What you are asked to do:
Copy out all lines from the entries below in which "Digite" occurs.

[[ Data records, beginning ]]

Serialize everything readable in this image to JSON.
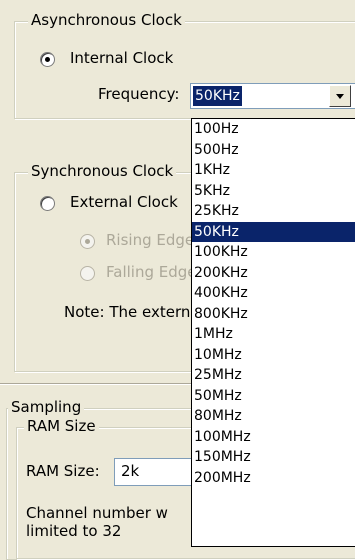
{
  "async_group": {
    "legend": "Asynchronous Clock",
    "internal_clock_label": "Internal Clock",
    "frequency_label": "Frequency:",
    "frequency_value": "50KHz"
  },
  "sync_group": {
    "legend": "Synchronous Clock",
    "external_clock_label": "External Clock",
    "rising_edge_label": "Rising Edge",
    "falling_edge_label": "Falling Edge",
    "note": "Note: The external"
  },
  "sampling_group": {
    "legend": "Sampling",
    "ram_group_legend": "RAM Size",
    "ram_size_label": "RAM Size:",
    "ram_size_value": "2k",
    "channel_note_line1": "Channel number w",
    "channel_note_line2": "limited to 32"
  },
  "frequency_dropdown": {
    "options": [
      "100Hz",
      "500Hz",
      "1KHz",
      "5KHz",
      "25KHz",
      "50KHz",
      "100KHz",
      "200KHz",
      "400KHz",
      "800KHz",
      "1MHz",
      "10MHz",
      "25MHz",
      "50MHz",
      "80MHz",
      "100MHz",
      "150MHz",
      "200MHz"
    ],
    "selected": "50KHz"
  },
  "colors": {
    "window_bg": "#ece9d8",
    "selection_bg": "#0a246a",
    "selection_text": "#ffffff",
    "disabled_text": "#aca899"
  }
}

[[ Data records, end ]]
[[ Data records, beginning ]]

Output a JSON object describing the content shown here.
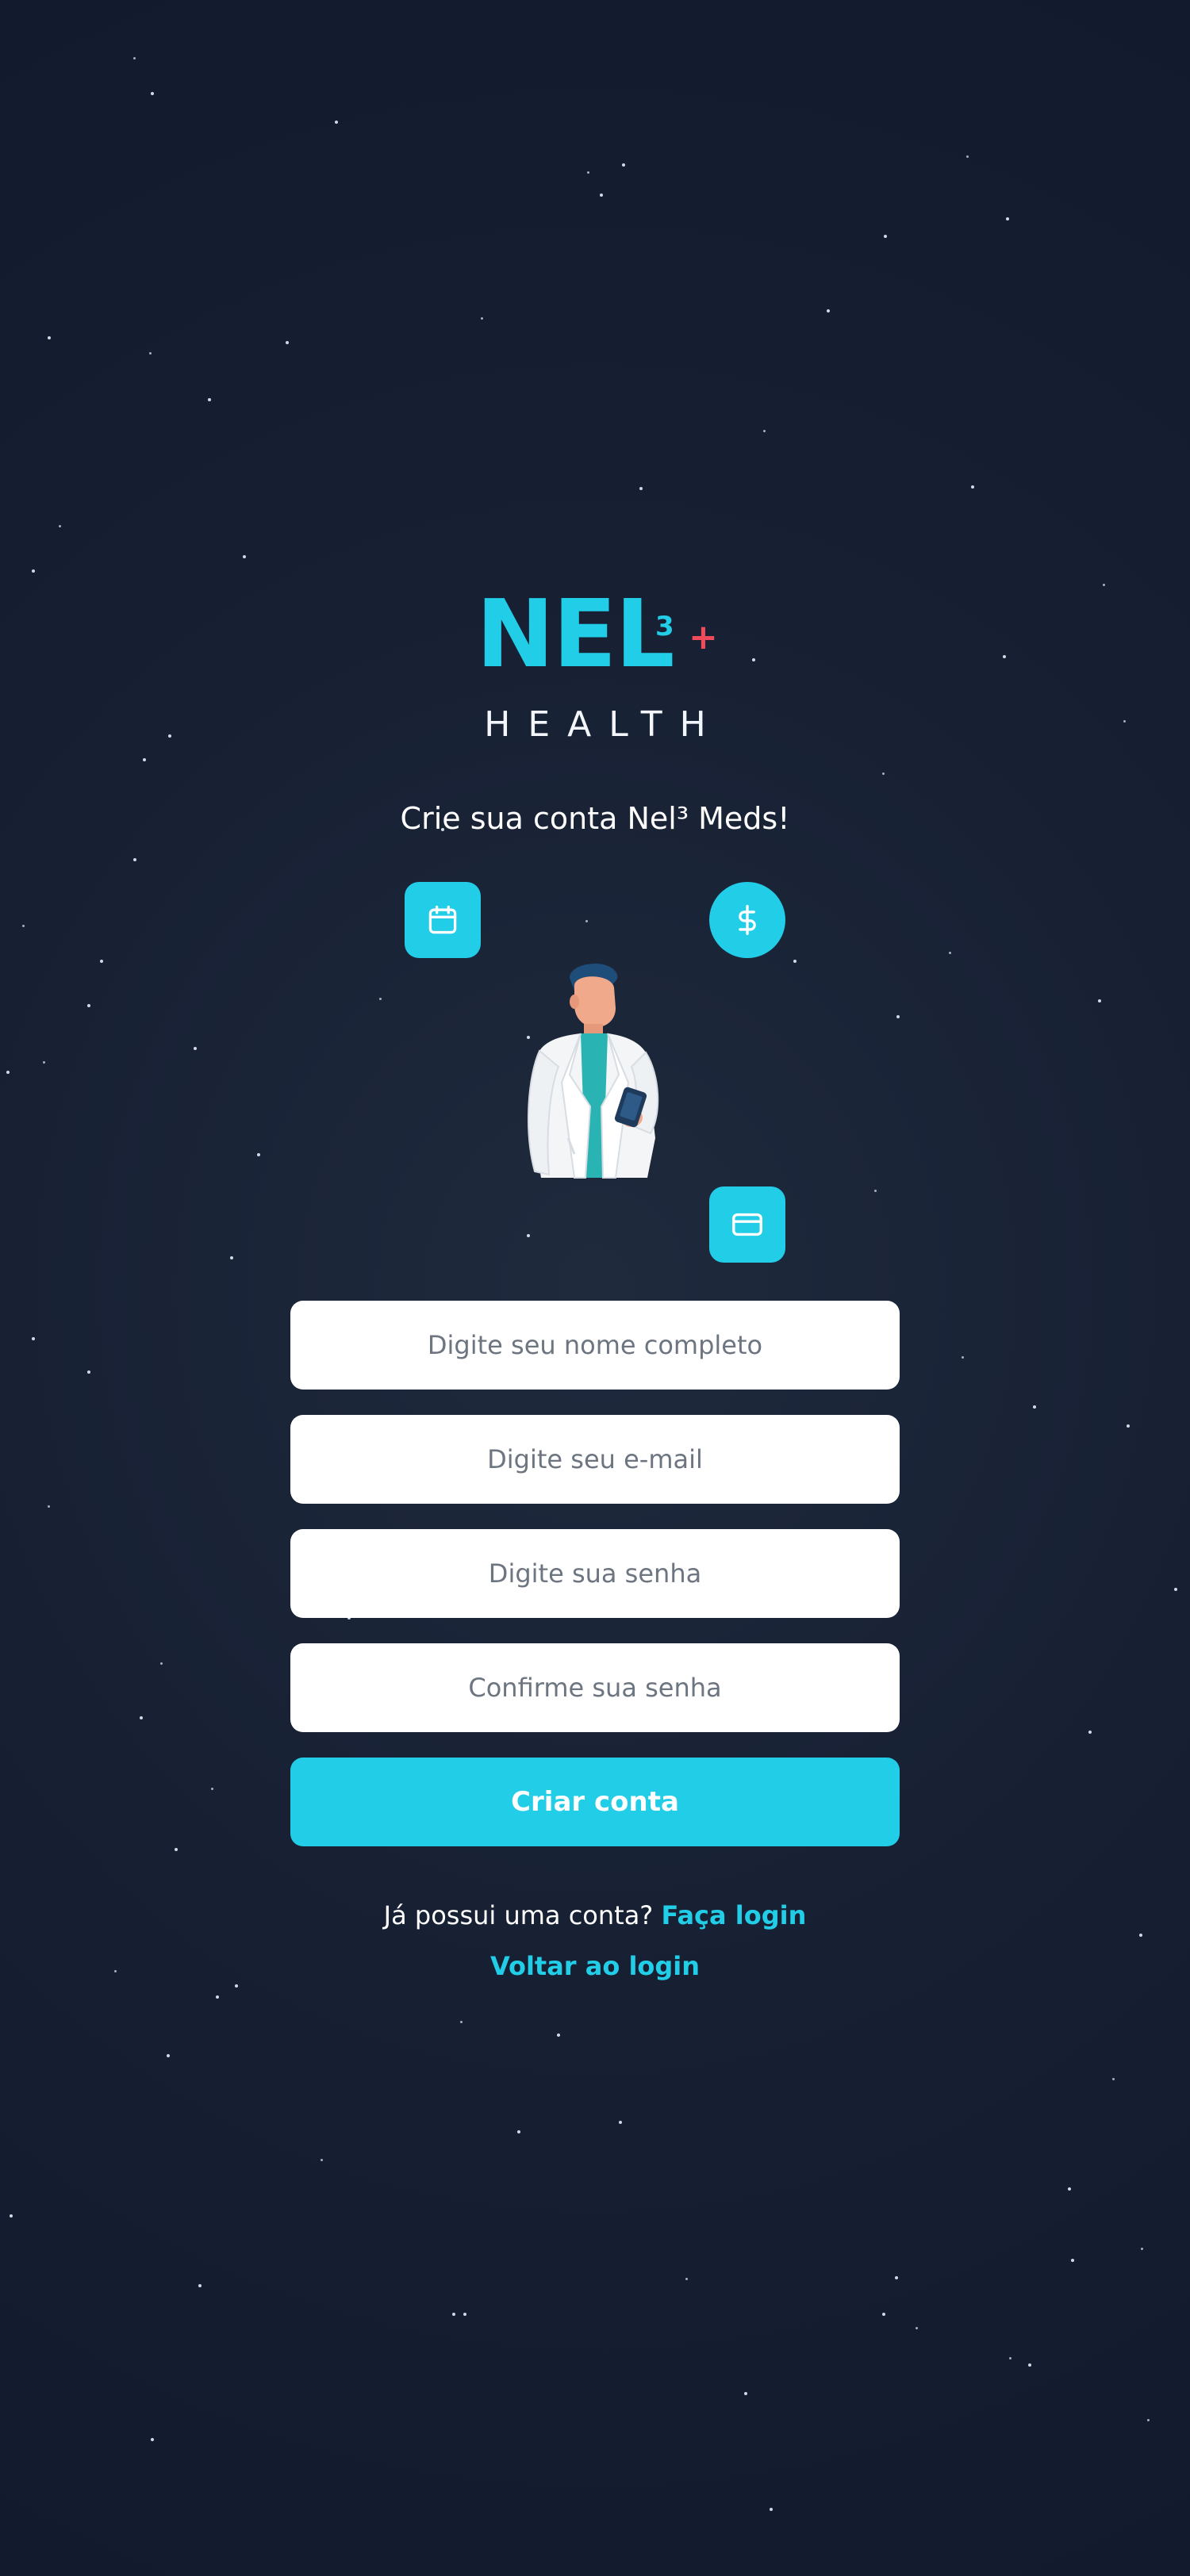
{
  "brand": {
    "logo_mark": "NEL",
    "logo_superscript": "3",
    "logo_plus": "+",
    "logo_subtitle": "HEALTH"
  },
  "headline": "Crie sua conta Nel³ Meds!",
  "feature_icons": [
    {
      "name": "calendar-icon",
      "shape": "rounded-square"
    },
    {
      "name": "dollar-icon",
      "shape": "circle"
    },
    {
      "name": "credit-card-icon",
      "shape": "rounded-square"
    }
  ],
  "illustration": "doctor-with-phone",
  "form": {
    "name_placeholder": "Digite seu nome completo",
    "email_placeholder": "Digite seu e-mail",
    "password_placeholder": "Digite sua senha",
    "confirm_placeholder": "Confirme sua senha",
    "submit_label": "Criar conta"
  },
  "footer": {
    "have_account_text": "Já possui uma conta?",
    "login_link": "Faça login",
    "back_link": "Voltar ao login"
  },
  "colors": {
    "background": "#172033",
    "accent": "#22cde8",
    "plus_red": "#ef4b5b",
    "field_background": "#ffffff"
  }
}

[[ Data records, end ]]
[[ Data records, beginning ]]

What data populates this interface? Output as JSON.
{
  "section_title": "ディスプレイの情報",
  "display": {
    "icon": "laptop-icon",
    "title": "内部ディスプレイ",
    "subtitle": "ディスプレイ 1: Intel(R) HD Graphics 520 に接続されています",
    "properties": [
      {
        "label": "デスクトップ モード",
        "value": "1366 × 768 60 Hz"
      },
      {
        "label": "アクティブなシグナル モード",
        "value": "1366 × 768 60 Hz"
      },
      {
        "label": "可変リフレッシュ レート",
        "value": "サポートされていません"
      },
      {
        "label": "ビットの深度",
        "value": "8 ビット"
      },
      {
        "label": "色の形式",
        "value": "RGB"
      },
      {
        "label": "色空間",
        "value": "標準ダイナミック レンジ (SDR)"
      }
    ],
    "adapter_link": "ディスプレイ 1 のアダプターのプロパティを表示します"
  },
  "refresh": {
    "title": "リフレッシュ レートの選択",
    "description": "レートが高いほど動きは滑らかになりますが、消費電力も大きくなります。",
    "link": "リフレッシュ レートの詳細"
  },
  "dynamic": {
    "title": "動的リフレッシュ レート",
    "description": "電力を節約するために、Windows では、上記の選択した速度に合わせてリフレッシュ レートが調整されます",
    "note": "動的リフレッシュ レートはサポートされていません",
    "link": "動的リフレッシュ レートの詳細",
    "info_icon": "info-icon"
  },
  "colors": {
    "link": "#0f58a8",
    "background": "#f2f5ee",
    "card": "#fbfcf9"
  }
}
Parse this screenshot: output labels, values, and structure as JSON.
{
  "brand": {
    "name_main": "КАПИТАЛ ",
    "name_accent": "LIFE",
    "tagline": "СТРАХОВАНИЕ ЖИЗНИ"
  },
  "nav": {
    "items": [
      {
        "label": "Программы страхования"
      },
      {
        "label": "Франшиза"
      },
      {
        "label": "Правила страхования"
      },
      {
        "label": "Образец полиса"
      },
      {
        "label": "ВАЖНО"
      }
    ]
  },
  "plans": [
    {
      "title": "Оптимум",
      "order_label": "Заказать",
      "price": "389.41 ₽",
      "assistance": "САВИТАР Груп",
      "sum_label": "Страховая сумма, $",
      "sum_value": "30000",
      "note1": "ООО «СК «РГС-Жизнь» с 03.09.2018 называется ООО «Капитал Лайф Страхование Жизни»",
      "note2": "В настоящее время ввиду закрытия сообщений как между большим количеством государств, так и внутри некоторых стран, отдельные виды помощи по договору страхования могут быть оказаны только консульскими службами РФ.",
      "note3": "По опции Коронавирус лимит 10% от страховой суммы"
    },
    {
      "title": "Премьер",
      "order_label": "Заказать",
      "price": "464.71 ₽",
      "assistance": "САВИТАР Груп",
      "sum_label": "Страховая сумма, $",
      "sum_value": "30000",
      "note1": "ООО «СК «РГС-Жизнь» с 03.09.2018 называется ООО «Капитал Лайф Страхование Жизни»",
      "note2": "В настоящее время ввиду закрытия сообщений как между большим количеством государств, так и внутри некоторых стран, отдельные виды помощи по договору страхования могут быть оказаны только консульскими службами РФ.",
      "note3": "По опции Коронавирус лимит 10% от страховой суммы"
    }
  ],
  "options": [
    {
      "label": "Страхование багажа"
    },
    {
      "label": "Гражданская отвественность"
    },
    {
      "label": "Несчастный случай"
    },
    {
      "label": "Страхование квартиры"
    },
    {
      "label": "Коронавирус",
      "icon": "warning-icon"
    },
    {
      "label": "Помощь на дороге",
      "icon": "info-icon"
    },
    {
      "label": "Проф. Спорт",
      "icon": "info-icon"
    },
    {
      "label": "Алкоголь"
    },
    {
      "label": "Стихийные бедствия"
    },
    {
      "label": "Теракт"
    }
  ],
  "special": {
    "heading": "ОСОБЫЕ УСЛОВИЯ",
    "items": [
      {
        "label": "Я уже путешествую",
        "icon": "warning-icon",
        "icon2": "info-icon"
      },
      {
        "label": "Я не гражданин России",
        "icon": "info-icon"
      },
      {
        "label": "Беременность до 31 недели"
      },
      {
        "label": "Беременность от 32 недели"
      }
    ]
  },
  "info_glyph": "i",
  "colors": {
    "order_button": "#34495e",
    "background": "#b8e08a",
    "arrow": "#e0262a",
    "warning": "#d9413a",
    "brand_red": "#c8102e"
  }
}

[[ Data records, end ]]

Result:
    "name_placeholder": "Digite seu nome completo",
    "email_placeholder": "Digite seu e-mail",
    "password_placeholder": "Digite sua senha",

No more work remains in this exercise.